Data about app and page elements.
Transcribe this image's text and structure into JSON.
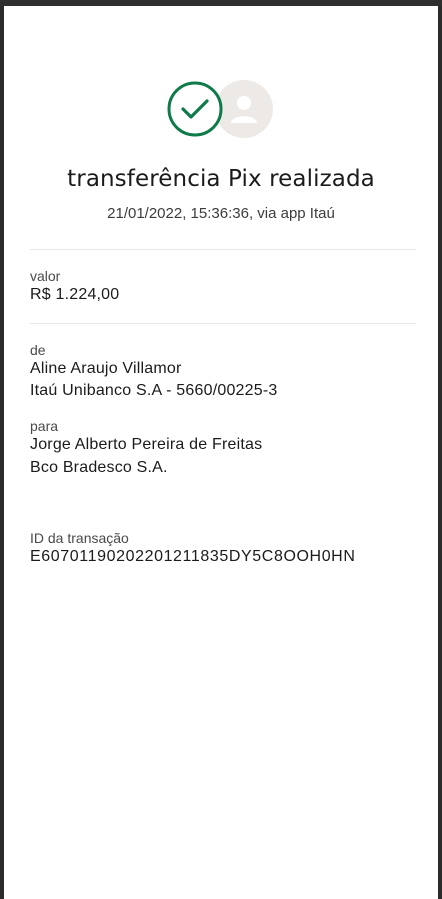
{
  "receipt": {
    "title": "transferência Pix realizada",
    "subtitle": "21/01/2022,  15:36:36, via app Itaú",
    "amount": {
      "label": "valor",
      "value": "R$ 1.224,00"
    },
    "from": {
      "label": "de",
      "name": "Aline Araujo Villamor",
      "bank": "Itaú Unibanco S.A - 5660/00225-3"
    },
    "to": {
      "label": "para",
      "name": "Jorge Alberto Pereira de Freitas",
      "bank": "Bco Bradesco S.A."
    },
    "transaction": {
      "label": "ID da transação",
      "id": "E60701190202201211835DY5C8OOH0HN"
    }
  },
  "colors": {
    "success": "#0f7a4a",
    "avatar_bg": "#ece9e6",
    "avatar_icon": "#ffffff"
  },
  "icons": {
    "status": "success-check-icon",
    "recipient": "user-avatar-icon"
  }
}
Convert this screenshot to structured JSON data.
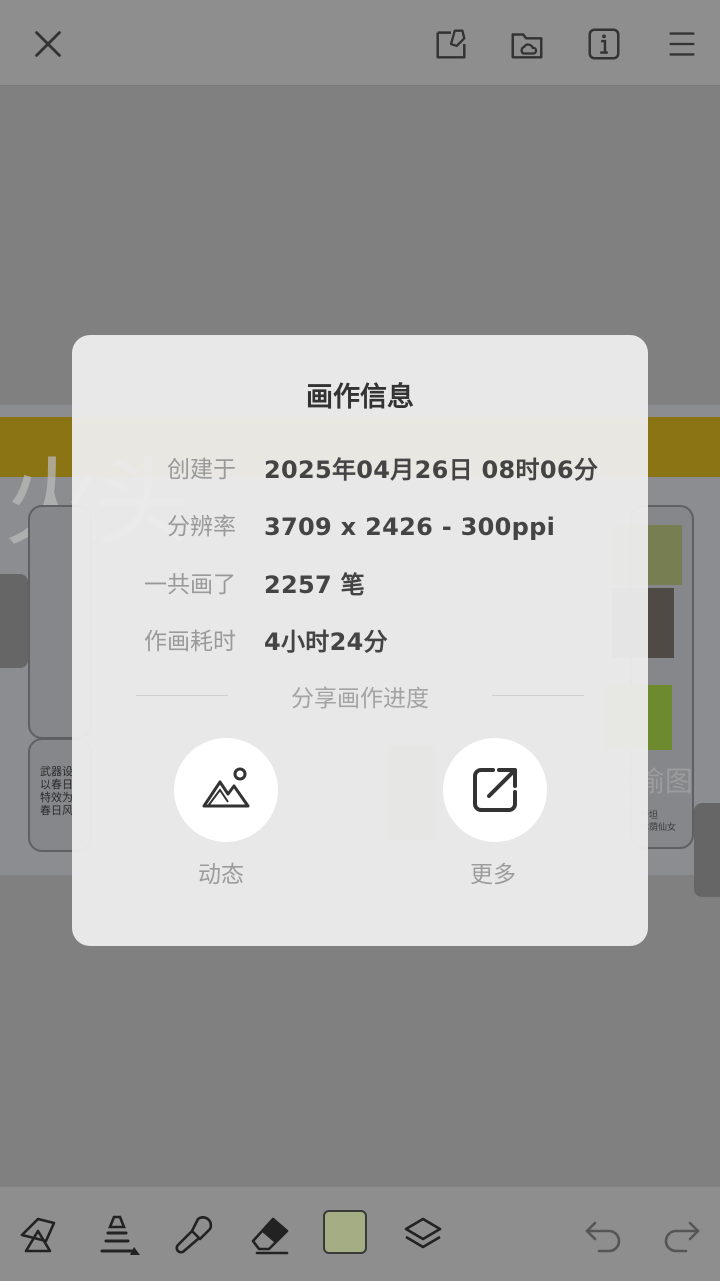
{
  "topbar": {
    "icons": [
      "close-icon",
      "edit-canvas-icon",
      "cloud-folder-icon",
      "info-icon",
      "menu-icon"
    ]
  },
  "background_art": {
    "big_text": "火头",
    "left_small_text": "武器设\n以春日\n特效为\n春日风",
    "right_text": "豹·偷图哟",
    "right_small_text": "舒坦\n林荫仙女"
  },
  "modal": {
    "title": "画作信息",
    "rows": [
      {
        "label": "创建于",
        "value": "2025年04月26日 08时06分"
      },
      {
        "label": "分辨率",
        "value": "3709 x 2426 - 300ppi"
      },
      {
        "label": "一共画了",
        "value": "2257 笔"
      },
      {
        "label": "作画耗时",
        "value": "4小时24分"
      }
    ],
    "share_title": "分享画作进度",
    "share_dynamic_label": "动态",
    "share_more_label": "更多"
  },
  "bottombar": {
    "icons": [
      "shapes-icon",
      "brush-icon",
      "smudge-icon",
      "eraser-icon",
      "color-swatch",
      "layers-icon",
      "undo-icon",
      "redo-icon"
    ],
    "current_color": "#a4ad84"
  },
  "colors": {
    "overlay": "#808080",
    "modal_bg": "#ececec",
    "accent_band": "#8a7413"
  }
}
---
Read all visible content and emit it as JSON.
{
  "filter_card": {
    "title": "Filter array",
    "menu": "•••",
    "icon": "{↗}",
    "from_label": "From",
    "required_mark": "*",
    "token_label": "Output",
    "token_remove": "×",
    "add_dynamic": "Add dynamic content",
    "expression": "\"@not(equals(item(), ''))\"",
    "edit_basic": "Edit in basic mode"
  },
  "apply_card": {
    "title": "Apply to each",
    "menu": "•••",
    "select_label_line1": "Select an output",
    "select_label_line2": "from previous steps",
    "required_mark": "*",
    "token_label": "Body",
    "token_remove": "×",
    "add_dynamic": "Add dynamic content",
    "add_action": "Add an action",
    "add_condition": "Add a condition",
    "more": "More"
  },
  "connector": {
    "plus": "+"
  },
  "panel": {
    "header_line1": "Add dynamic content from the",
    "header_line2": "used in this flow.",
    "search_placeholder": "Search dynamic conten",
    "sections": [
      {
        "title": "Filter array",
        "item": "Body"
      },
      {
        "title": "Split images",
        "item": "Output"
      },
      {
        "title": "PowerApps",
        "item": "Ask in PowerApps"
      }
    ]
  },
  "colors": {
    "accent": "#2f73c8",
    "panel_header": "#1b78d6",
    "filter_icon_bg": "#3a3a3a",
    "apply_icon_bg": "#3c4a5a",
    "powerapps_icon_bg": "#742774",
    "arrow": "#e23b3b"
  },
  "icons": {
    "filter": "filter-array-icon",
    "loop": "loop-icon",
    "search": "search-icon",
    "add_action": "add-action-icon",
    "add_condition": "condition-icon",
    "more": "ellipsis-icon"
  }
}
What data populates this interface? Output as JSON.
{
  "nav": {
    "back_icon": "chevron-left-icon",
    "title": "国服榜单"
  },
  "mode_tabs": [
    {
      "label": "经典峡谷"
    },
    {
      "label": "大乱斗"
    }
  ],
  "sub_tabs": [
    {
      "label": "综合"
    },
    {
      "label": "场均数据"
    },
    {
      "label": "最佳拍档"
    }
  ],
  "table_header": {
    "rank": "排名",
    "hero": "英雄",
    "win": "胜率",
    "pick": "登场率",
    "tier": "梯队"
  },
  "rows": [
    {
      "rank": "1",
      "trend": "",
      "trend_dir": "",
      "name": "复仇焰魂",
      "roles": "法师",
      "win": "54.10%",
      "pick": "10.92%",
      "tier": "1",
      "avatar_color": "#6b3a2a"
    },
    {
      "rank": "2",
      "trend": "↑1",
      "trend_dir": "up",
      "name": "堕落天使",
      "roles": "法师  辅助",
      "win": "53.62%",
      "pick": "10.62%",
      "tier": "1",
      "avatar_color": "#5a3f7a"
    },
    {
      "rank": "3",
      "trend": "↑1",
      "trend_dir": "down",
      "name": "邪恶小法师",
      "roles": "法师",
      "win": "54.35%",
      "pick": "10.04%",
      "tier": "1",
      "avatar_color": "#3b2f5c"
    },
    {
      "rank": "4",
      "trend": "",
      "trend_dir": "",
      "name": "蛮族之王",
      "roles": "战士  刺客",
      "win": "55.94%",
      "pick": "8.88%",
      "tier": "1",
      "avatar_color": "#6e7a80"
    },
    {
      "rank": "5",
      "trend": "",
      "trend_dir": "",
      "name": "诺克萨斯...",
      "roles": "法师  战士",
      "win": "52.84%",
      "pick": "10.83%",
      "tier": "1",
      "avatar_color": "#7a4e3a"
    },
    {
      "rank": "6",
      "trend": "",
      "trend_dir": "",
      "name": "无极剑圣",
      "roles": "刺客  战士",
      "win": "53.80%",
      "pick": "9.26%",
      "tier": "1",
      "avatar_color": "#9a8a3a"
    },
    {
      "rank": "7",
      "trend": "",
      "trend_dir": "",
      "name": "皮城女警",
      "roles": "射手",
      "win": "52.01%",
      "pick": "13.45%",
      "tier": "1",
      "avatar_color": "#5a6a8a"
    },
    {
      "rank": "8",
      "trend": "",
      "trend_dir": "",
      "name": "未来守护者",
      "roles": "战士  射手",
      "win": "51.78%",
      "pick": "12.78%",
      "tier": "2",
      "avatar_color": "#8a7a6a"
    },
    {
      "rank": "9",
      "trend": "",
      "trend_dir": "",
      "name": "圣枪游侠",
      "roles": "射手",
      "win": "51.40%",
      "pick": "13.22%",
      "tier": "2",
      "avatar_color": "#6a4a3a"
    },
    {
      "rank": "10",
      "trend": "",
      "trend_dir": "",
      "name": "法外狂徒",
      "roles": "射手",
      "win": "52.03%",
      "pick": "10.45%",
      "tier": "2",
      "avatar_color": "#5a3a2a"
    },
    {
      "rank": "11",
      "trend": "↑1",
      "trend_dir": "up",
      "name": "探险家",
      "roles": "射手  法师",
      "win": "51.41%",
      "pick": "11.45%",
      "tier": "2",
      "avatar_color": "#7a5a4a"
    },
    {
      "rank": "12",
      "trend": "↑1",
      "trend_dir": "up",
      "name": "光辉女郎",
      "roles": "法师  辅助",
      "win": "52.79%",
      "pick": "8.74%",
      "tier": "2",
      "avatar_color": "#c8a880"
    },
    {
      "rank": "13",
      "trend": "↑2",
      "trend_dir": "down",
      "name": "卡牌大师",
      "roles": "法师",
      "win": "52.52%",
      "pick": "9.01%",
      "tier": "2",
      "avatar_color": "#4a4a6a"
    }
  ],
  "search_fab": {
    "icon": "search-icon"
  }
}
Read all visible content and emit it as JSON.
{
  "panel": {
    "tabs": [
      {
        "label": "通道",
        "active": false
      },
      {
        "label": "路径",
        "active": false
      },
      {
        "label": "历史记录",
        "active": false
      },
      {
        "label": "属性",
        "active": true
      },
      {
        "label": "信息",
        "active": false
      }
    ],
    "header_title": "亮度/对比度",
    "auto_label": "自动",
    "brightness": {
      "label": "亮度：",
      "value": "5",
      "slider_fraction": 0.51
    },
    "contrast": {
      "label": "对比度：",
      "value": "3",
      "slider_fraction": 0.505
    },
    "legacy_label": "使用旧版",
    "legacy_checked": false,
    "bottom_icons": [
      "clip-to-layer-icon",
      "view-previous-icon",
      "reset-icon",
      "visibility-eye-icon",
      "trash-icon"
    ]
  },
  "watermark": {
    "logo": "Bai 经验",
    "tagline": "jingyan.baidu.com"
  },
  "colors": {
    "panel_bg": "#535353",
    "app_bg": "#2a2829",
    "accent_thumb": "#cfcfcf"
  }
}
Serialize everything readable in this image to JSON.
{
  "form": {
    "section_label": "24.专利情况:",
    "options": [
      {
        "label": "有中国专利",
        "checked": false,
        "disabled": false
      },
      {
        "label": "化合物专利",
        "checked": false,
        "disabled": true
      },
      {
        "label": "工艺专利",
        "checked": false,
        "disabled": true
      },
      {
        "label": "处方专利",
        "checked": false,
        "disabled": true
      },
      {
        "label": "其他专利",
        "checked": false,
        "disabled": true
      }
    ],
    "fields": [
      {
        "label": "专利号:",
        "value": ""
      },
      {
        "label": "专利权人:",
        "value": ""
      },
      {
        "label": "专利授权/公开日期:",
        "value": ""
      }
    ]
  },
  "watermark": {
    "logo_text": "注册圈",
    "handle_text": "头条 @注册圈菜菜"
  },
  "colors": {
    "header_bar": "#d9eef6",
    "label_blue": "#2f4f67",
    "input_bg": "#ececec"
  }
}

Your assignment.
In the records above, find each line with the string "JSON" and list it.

Solution.
Transcribe this image's text and structure into JSON.
Convert this screenshot to structured JSON data.
Read all visible content and emit it as JSON.
What data populates this interface? Output as JSON.
Read all visible content and emit it as JSON.
Serialize everything readable in this image to JSON.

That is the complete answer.